Entries taken from a collection
######
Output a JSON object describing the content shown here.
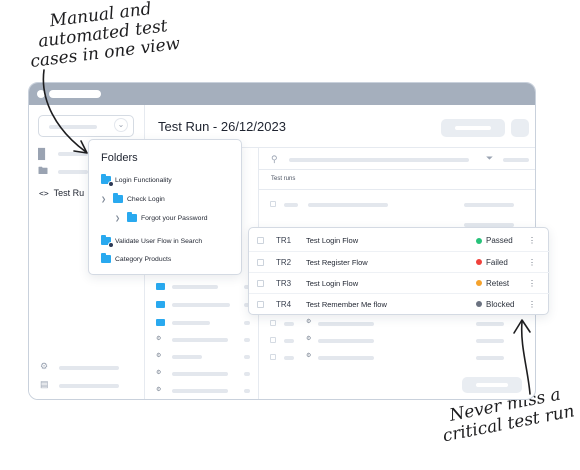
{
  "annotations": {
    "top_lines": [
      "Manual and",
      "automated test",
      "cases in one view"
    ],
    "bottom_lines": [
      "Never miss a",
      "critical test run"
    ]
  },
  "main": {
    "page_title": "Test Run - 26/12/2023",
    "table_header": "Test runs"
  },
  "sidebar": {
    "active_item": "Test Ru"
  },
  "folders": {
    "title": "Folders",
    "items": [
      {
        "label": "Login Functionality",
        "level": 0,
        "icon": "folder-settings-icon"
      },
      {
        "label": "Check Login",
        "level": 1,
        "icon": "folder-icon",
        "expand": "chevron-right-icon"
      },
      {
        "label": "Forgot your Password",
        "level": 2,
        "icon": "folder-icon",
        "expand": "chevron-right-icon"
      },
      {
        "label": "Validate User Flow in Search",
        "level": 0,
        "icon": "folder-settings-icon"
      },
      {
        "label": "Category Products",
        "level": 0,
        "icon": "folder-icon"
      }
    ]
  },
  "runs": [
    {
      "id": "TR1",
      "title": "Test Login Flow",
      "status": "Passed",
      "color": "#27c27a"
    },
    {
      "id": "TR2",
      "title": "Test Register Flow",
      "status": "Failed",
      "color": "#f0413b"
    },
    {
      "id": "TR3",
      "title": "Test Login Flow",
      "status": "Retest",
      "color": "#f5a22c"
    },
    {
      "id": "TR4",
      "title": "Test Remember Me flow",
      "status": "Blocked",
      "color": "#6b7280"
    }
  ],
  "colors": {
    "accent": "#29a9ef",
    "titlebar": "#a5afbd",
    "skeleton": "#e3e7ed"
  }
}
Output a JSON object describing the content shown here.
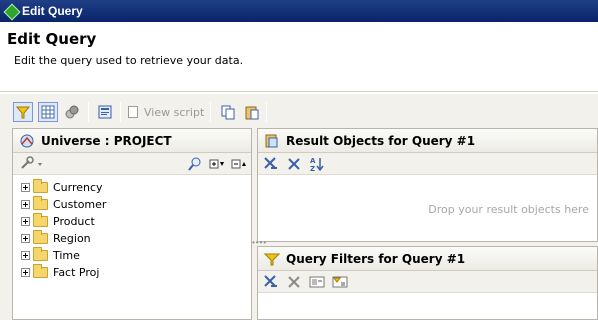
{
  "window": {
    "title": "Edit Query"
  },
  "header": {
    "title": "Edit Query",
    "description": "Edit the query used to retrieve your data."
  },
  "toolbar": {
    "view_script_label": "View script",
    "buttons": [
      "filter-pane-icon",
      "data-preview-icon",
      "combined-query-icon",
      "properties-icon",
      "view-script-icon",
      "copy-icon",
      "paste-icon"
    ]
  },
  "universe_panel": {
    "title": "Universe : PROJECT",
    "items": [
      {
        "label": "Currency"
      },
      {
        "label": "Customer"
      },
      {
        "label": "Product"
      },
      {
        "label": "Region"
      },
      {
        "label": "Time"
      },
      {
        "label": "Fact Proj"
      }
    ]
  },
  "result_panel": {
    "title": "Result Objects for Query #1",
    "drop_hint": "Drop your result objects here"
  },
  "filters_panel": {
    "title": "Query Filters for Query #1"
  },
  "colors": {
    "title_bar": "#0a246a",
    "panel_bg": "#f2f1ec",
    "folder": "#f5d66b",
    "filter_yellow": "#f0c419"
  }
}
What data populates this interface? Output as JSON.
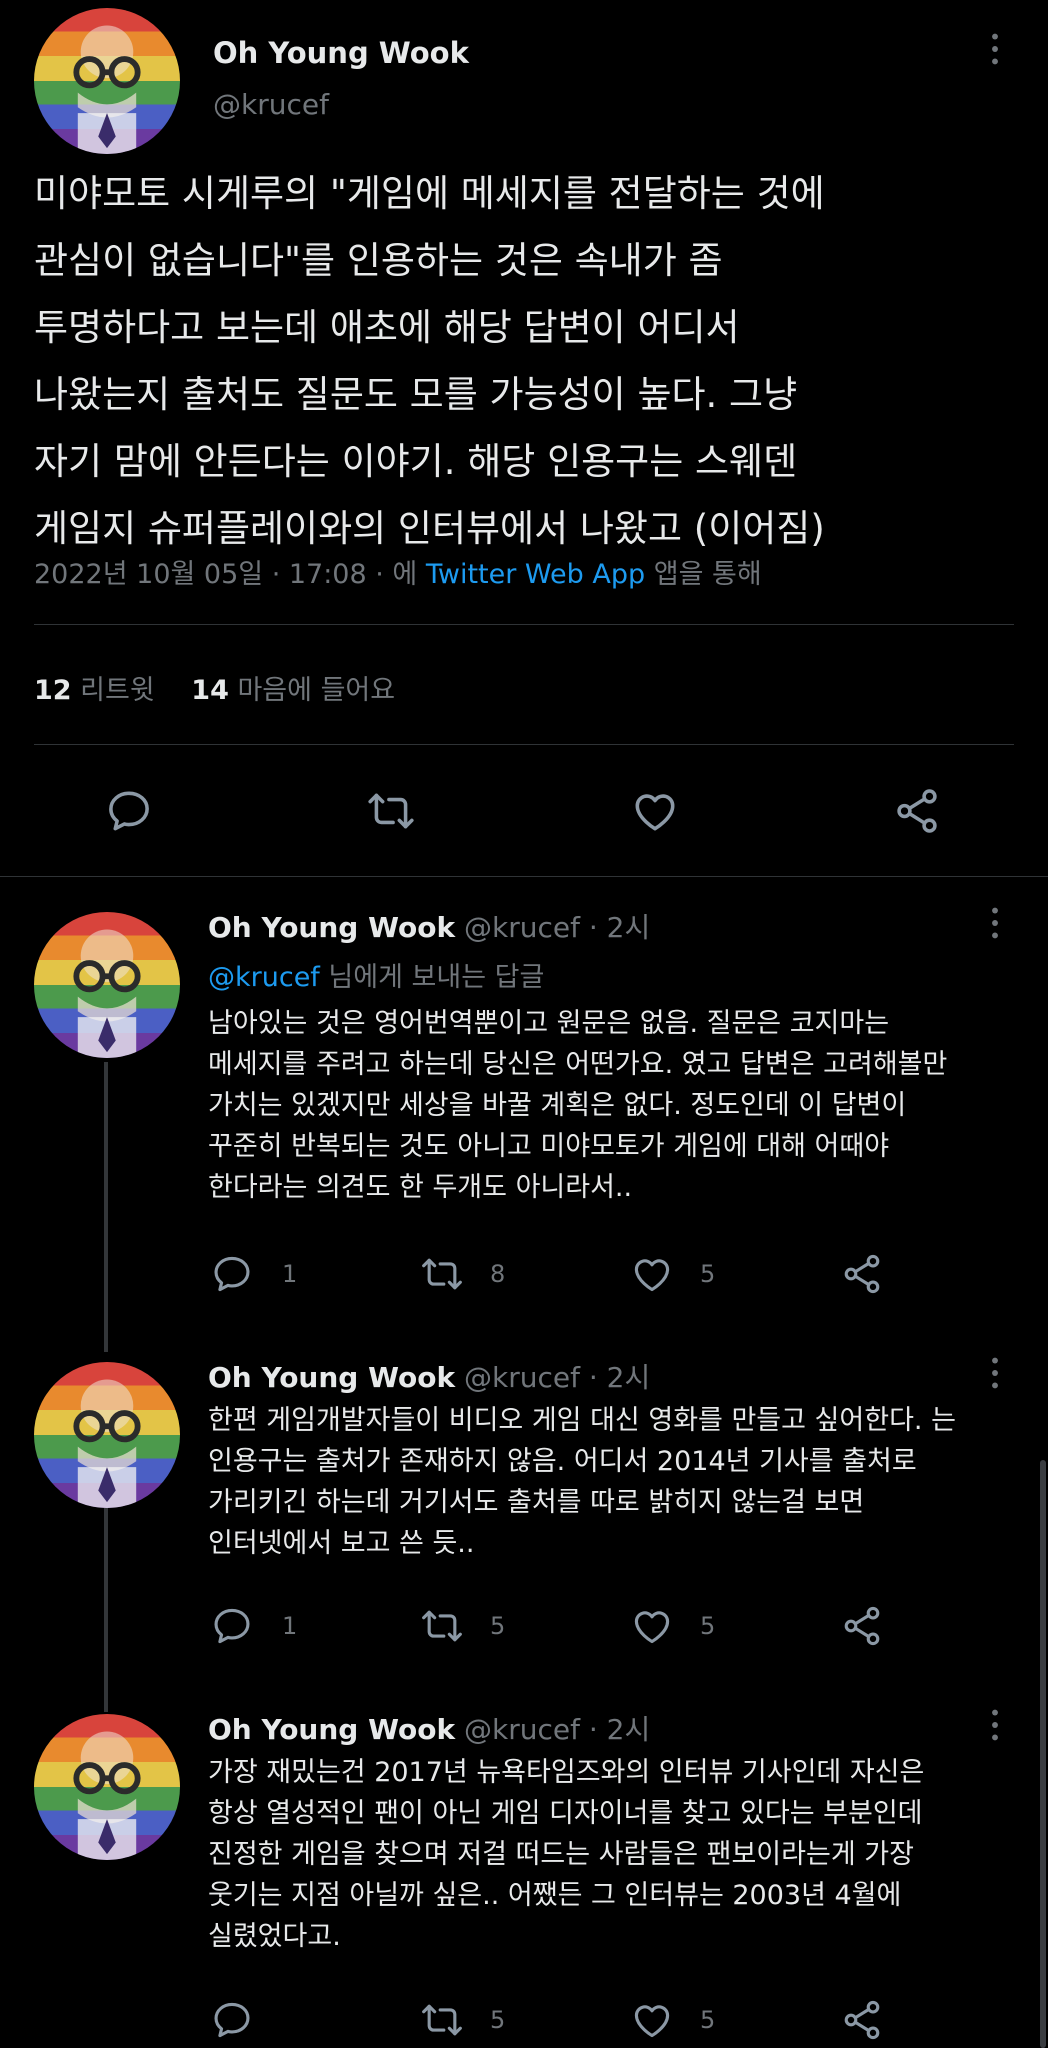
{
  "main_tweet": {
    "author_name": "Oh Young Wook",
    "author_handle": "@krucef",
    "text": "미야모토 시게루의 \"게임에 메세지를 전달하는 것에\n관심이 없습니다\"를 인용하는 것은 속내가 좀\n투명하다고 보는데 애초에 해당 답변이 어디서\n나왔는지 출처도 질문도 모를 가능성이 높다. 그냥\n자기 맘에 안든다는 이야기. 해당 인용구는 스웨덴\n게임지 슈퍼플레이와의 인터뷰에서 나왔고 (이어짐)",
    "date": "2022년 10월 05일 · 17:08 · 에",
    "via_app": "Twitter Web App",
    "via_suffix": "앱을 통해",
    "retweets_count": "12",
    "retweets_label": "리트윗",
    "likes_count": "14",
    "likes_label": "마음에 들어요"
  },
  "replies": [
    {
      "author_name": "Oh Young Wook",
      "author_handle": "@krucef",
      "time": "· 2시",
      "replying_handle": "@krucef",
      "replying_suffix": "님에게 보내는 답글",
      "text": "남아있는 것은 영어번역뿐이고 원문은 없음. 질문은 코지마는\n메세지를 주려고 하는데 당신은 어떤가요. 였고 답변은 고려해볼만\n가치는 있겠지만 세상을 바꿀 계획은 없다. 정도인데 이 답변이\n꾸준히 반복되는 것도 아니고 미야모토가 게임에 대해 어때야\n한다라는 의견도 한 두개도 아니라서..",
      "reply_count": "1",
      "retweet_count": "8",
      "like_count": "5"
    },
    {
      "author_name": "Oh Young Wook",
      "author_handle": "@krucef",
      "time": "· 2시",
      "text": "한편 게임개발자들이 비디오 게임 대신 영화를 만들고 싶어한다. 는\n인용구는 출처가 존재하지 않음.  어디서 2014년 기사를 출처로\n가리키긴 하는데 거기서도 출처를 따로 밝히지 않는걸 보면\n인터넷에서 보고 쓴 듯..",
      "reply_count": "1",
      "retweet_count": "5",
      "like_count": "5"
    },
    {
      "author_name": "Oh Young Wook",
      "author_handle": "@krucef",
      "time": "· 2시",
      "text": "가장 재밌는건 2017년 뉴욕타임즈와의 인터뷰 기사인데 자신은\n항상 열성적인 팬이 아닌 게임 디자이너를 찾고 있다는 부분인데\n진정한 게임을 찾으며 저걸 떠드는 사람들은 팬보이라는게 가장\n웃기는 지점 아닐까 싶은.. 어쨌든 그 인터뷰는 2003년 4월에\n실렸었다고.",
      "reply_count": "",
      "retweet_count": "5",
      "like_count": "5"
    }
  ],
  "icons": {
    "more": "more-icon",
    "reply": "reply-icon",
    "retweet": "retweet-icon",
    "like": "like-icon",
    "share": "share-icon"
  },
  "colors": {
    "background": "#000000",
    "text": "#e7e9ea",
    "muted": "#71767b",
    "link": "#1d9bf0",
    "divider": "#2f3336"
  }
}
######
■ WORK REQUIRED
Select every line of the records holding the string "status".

■ FINISHED EXERCISE
      "status": "Passed",
      "status": "Failed",
      "status": "Retest",
      "status": "Blocked",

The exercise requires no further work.